For example, the case of a bus where it is usually required that all passengers disembark to be checked through, this time only ID cards are checked which doesn't take very long.  The sniffing dogs have not arrived yet so that the overall situation is considerably better than the routine we are used to seeing.

The line of car is long, as usual, but it flows through faster than normal.  On the way to Huwwara we see a Military Police Jeep, # 611093, which identifies us by our MachsomWatch flag and seems to purposefully drive very slowly just ahead of us for God knows what purpose.

Beit Furik: 7:15 AM

There are 3 buses of children on a school trip in the direction of Jericho which are heading towards Nablus.  The principal is stressed out and talks loudly but the children are smiling and happy and wave hello to us (today is the boys' turn {to go on the trip}, explains the driver).  Somehow they seem to realize that we are "on the good side.'  A soldier and a female soldier with a gun enter the bus and check it.  What exactly are they looking for?  This looks ominous... but the checking concludes and the children are on their way to Jericho (through the north, for, of course, they are not allowed to go the shorter direct way).

There are several cars and pedestrians going through the checkpoint.

Huwwara: 7:45 AM
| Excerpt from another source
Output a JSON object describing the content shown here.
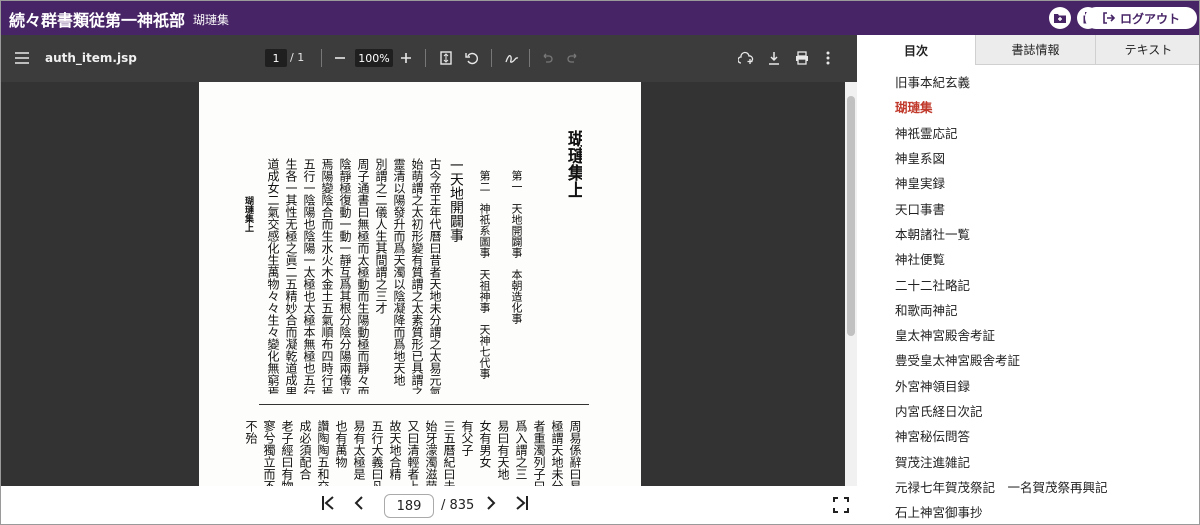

A short time after our arrival the officer in charge tells us that we have to stand on the other side of the white line.  We explain to him that from over there we cannot observe what it going on inside the checkpoint, which is, after all, precisely why we are here. He tries to insist but after a while leave us to our own devices.

After a half hour we go over to the area of the taxi drivers and immediately stories of harassment over the last few days spill out from everyone.  This is especially pertinent to the Checkpoint Commander, who is not present at the moment, who harasses the taxi drivers and also goes after their cars.  He hits them, damages their cars, and behaves like a hooligan.  We take an official complaint on behalf of "Yesh Din" ("There is Justice") from a taxi driver who suffered both personal injury and damage to his car yesterday. It will be passed on for investigation to the Military Police Investigations Unit.  Another driver whose car was damaged by the same officer does not want to lodge a complaint for his own personal reasons and because he doesn't believe it will amount to anything.  The owner of a stall selling plants, flowers, etc., who stands on a traffic island at the entrance to the parking lot, tells us about additional incidents of harassment by the same officer.  While we listen and write down the information, the office on duty arrives to find out what's going on. The District Coordinating Office officer who observed these incidents yesterday tells us about how it looked form his vantage point.

Slowly slowly more and more stories accumulate that indicate that last Thursday as well, there was a series of acts of harassment and damages at the hand of the same officer. When we leave the checkpoint are we see a police car blocking the entrance to Yitzhar and numerous other military and police vehicles.  We go towards Yitzhar but do not stay  to find out what's going on. 

When I got home I called the stall owner to ask him to go over to the checkpoint area to see what's going on and how the soldiers are behaving.  We passed the matter on to the next MachsomWatch shift and at his next call he will report the situation to the mid-day shift.